Benedict Cumberbatch stars in Cold War-era spy movie that never comes alive
The Benedict Cumberbatch spy drama "The Courier" helps put the "cold" in Cold War.
In it, Cumberbatch plays Greville Wynne, a British salesman who is recruited as a go-between for MI6 and the Soviets as the Cuban Missile Crisis threatens nuclear extinction. There's plenty of spy stuff going on — think "Tinker Tailor Soldier Spy," with its gray color palate and studied scenes of curious gazes, not "The Bourne Identity," with its, you know, action sequences — but Wynne's not privy to it, and the movie's mostly not interested either. As a result, the whole enterprise is rendered rather stiff.
Cumberbatch's Wynne is frequently in the Soviet Union, where he is teamed with a Russian officer, Oleg Penkovsky (Merab Ninidze). Oleg is the one doing the heavy lifting, but the movie's not named for his character, so we get scenes of Wynne at home and the stress his work is putting on his relationship with his wife, Sheila (Jessie Buckley, trapped in a housewife role, a crime against Buckley that should not go unpunished).
Over the course of the movie, enough of a friendship grows between Wynne and Penkovsky that they're eventually able to enjoy an opera together, and it's telling that in this would-be thriller the most moving scene is of two people watching an opera together. "The Courier" switches gears in its final act to focus on Wynne's imprisonment, which seems like an entirely different movie altogether, or at least something around which the rest of the movie would or should be framed.
It's a handsome, admirable production with solid performances but no sense of life. A nuclear countdown is ticking in the background and "Swan Lake" steals the show. Talk about not delivering.

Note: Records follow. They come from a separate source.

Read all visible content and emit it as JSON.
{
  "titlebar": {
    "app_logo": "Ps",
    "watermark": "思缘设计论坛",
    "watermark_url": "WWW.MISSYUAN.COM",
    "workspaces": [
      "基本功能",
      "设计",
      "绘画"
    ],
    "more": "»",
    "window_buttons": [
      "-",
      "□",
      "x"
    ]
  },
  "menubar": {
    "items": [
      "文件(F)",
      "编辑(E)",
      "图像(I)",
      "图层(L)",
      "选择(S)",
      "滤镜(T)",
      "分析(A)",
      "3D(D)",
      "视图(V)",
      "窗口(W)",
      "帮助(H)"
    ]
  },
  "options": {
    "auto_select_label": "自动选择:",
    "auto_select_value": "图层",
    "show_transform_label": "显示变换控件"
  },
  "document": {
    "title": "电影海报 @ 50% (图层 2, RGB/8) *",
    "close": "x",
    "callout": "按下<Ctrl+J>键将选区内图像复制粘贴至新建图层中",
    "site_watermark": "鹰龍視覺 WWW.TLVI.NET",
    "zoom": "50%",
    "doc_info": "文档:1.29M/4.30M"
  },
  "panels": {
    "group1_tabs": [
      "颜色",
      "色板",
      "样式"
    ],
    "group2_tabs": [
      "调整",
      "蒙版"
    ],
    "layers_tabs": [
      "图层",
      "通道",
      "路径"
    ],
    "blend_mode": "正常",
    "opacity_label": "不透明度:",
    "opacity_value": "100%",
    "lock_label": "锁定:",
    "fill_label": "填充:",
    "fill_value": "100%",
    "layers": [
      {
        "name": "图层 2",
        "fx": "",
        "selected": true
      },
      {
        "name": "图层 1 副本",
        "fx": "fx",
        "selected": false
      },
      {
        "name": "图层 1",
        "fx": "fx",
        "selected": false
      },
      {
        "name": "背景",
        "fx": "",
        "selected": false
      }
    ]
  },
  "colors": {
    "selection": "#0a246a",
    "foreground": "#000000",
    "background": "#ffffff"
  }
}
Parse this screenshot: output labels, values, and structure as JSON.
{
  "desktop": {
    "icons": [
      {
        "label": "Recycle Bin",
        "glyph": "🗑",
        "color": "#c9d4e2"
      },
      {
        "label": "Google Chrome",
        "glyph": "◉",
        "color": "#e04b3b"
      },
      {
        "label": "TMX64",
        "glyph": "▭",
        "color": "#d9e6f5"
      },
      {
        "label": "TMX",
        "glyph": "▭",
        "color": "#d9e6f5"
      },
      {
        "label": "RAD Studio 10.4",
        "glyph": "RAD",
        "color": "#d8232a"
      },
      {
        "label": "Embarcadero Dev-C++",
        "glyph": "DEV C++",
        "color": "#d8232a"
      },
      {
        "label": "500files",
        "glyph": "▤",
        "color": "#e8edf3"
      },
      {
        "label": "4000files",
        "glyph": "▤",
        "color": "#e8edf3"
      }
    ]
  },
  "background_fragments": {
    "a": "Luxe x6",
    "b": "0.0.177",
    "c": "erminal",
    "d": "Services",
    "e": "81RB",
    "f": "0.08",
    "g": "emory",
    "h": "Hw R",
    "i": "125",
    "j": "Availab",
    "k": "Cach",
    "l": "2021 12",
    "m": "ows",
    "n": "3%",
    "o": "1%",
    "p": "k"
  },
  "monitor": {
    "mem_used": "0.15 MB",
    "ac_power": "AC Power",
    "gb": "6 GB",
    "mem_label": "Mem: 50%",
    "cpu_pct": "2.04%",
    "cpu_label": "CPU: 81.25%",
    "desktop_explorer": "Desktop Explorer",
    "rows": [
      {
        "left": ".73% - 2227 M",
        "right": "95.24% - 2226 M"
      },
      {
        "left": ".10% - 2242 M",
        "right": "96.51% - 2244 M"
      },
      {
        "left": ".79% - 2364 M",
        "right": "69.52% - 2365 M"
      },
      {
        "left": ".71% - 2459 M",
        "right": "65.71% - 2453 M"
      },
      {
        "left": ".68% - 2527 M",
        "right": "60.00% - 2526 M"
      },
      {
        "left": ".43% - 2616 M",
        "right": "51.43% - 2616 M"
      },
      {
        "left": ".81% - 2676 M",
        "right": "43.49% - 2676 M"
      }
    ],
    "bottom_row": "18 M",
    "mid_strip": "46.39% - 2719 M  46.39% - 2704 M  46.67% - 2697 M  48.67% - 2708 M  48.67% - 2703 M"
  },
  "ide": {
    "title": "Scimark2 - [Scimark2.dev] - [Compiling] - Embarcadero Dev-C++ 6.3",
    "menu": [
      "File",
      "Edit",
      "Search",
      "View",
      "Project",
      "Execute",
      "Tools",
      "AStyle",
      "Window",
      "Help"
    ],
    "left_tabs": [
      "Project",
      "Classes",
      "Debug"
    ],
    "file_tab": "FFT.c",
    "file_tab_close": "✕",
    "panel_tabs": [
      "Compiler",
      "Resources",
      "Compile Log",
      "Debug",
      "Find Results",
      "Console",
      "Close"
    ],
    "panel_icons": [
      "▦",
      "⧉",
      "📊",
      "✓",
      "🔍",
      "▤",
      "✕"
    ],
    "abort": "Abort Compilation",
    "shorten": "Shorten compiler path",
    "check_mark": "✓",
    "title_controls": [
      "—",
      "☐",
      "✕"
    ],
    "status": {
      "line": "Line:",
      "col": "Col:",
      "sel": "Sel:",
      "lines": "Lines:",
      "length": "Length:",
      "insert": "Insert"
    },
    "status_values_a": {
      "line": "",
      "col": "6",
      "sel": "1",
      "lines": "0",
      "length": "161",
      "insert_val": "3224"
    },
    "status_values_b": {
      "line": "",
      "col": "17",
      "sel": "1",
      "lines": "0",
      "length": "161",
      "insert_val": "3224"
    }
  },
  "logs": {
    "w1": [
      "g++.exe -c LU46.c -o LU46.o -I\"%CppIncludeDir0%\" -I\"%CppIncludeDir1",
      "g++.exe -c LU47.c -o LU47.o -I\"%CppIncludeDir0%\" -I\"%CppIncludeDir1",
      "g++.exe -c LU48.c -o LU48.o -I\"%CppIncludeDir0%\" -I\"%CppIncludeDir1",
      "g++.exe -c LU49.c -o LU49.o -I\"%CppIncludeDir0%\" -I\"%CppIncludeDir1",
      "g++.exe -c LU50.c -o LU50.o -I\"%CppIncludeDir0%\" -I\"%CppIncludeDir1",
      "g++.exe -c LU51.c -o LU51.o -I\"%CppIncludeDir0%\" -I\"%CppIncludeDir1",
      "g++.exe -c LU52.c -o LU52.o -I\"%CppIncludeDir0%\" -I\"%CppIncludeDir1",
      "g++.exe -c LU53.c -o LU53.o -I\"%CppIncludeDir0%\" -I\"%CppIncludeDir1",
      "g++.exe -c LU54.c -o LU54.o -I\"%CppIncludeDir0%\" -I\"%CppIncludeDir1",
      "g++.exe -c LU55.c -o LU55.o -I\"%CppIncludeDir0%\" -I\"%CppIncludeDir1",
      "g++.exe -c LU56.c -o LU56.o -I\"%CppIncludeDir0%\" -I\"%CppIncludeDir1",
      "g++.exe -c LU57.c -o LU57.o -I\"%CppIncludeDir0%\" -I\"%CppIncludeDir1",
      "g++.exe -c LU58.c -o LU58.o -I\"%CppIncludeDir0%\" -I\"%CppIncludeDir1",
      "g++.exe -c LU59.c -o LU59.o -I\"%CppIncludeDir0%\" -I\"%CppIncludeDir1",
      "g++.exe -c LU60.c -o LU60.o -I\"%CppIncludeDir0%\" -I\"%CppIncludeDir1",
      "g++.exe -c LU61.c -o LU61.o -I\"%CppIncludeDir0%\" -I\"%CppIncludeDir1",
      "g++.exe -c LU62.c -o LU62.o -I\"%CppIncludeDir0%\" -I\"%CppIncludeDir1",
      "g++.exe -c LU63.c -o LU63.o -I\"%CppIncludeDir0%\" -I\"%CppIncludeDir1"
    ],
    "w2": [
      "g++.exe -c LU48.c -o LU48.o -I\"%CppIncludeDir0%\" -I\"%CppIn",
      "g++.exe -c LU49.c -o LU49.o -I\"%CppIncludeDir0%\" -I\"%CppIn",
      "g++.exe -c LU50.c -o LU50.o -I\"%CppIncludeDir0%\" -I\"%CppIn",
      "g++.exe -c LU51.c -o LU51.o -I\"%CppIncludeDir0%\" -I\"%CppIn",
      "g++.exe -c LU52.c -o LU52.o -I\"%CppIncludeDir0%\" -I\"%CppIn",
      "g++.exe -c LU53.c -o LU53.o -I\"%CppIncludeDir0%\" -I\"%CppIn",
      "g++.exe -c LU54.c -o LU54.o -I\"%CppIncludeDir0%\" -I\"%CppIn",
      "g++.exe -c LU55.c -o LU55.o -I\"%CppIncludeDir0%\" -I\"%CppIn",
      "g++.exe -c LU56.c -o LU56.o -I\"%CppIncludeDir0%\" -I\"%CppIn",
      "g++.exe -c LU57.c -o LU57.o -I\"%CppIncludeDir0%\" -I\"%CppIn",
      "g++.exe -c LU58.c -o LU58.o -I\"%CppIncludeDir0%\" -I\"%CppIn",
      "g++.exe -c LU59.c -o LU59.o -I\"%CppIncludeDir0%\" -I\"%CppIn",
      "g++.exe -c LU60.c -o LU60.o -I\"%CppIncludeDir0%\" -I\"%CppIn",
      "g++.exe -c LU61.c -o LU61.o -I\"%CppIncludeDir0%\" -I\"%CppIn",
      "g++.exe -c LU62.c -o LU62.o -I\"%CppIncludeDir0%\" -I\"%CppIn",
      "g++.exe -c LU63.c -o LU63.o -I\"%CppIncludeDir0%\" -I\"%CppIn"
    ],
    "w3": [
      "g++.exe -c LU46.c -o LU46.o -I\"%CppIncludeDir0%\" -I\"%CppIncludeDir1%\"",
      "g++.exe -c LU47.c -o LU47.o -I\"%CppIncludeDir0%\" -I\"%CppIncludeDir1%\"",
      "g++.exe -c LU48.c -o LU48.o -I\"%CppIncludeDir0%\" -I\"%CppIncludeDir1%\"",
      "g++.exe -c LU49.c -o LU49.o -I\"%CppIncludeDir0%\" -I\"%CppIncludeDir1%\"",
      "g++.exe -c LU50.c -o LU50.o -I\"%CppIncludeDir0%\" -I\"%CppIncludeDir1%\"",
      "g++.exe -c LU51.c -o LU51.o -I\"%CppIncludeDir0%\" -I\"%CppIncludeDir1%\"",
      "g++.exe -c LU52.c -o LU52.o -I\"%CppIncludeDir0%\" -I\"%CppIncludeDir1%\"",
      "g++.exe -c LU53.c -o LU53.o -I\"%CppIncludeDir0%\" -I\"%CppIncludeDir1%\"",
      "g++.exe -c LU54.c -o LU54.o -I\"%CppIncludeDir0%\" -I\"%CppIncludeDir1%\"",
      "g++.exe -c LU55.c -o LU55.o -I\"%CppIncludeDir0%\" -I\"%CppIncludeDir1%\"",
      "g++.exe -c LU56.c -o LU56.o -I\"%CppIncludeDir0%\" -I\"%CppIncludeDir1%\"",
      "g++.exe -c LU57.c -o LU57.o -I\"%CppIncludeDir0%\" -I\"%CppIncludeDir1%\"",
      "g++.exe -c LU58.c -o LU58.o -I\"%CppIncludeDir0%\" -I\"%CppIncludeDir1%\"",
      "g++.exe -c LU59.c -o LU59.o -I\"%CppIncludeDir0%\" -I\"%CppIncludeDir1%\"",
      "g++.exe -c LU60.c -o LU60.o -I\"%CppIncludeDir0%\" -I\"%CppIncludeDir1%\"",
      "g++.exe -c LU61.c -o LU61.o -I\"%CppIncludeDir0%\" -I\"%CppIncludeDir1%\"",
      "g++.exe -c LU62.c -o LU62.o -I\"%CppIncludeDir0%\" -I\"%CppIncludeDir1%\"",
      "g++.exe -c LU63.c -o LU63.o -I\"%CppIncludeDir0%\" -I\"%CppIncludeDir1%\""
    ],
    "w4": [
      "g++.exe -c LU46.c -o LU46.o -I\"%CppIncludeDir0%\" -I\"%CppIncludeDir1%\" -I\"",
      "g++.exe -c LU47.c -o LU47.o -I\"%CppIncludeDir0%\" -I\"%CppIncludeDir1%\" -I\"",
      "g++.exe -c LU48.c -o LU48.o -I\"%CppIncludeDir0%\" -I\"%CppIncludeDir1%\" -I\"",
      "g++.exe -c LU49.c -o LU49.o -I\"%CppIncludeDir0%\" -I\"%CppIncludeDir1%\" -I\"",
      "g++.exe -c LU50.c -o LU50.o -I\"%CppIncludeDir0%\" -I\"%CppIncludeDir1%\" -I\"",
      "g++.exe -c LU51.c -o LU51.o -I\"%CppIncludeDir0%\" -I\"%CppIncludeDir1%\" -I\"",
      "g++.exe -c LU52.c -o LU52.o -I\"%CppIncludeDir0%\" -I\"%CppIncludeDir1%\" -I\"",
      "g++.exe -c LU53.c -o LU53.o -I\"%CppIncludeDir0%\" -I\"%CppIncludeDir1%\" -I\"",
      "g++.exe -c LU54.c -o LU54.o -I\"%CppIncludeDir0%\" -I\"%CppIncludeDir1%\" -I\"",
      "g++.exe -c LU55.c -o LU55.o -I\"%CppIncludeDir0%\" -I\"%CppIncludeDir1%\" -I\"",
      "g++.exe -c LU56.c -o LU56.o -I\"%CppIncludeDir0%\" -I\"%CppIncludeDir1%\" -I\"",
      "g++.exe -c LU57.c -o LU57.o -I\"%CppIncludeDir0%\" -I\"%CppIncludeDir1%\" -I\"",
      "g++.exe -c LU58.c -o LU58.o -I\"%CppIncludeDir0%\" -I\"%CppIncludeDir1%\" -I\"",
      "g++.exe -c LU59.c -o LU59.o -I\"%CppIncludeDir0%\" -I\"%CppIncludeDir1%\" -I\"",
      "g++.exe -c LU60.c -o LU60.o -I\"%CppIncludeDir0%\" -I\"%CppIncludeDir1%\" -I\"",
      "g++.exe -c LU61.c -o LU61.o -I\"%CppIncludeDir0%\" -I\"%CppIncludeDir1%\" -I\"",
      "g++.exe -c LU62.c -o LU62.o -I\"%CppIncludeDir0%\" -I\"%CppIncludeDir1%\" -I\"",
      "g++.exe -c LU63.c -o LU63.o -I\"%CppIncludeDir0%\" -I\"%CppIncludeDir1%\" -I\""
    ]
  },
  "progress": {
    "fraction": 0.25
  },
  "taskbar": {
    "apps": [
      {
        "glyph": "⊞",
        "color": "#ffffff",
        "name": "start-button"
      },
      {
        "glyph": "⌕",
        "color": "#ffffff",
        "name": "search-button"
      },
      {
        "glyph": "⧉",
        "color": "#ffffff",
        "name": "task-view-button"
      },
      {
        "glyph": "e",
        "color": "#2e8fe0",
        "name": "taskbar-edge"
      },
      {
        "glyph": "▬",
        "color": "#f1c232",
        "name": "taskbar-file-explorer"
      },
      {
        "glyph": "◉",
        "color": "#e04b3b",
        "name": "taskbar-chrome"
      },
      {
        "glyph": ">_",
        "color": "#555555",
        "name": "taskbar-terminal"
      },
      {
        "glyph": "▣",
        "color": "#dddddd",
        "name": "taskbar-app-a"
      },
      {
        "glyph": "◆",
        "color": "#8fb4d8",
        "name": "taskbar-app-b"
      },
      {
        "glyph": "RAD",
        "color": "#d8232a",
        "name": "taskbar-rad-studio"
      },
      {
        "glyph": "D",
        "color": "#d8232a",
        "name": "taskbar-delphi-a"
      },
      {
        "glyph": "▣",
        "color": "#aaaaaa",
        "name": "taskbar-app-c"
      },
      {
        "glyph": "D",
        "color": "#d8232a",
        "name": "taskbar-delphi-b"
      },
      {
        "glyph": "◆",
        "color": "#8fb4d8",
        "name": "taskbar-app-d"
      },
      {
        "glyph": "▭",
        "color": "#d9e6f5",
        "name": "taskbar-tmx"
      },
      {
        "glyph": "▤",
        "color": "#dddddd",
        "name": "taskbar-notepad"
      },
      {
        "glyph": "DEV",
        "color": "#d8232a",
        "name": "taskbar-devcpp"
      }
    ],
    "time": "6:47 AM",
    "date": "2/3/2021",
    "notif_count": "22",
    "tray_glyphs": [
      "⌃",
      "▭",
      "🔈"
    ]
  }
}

Rated PG-13: for violence, partial nudity, brief strong language, and smoking throughout
Running time: 111 minutes